|NYSNYS NEWS: Deaf culture inspires evocative art at Skidmore's Tang Teaching Museum exhibit of works by Christine Sun Kim.|
|By Kyle Hughes|
SARATOGA SPRINGS, NY (April 8, 2023) -- Christine Sun Kim's new Tang Teaching Museum show, "Oh Me Oh My," is all about sound, both heard and unheard.
Kim's evocative drawings, murals, sounds and videos draw from deaf culture and American Sign Language (ASL). She looks at and challenges the situation that puts auditory communication on top and deaf people on the margins. This is not a conceit -- Kim is deaf, uses ASL to speak, and, in the Tang's words, "makes artwork engaged with how sound is understood, experienced and valued... Kim's work foregrounds the visual, physical and political dimensions sound inhabits."
It may sound dense, but Kim's art is pretty direct and accessible, with flashes of humor. "In all her work, Kim interrogates and celebrates the intricacies of our social and perceptual landscape," the gallery guide says. A full catalog is said to be forthcoming.
The terrific show at the Tang at Skidmore College (and on a billboard along Route 9 heading into the city near Northway Exit 13), is her first solo exhibit. It is an eye and ear opener about communication and, to put it simply, how people talk to and try to get along with each other. It is presented with honesty, humor, pain and anger -- delivered with the candor that is characteristic of deaf culture. It rings true, a portal into a place unknown to many of us.
Kim grew up in California, lived in New York, lives and works in Berlin, Germany, and is for the time being a resident artist at Somerset House in London. She has exhibited and performed at MoMA, the Whitney Museum, the Art Institute of Chicago, and many other venues. Speaking through a pair of ASL interpreters, she gave an artist's talk at Skidmore to a SRO house on March 4, formally opening an exhibit that runs through July 19.
Much of her presentation concerned the many challenges deaf people face. (Again, her words quoted here were conveyed by speaking ASL interpreters.) "I'd say 99 percent of my deaf friends come from hearing families and they don't have good family relationships. .... Lots of families, they don't sign and there's different reasons why there might not be good family relations. It's a sad thing out there that when you're born into a hearing family you're almost automatically, kind of -- it's built in there there's not going to be a good relationship between the child and the parents. It's an ongoing issue."
She talked about receiving SSI benefits while in college and how, unlike her hearing peers, she could not find a job. She also described the challenges faced during covid-19, when images of ASL interpreters at healthcare briefings were cropped so it was impossible to following signing and read facial expressions; or the interpreters were "microscopic" in a corner of the screen. She gave former NYC Mayor Bill de Blasio high marks for his use of ASL interpreters, and not so much so for his successor, Eric Adams.

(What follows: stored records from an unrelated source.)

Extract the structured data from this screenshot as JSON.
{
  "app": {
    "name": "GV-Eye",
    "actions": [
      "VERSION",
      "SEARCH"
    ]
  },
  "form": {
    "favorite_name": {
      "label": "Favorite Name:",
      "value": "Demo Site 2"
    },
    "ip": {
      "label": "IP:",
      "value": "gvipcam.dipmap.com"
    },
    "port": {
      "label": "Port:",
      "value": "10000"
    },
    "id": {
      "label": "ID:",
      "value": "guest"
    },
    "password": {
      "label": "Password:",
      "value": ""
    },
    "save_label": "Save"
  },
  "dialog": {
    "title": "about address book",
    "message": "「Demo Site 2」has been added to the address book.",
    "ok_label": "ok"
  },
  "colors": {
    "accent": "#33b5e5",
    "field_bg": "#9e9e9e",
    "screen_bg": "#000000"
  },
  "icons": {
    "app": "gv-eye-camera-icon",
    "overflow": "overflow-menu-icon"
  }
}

She spoke about being invited to sign the National Anthem at the 2020 Super Bowl, an experience she wrote about in the NY Times afterwards. The Fox TV cameras cut away from her after a few seconds to focus on Yolanda Adams, Demi Lovato, and players on the sidelines. "Still, my pride in being chosen for this performance was genuine," she wrote in the NYT. "Because of the passage of the Americans with Disabilities Act in 1990, I have been afforded the rights and access that have allowed me to live a life on par with my fellow citizens. I am able to watch TV with captions, make phone calls through an online video platform, and have interpreters provided for my education, among many other privileges. I have traveled to many countries and witnessed firsthand the lack of equality for deaf people all over the world, making me appreciate being an American even more. I realize that being a citizen of this country is not something to be taken for granted."
While she was a little doubtful at first about the gig, she accepted the NFL's invitation as the representative of the National Association of the Deaf. "Our rights can easily disappear if we do not continue to show up in places like the Super Bowl," she wrote.
At the Tang, Kim ended her remarks with thanks for the help and support she has gotten to create and explore the nexus of hearing and deaf cultures: "This is my artwork, this is my career, this is what I do, this is my vision and I stay with it. It can be very individualized. But I feel that how I got to this point in my life -- really with my partner -- was huge support. My family has been with me through all of this -- interpreters, gallerists. It did not happen just because of me."
Admission to the Tang on Skidmore's campus is free. The Museum is featuring an ASL-only tour of the exhibit on April 15 and an ASL poetry reading by Noah Buchholtz, a deaf performance artist, on April 19. Info: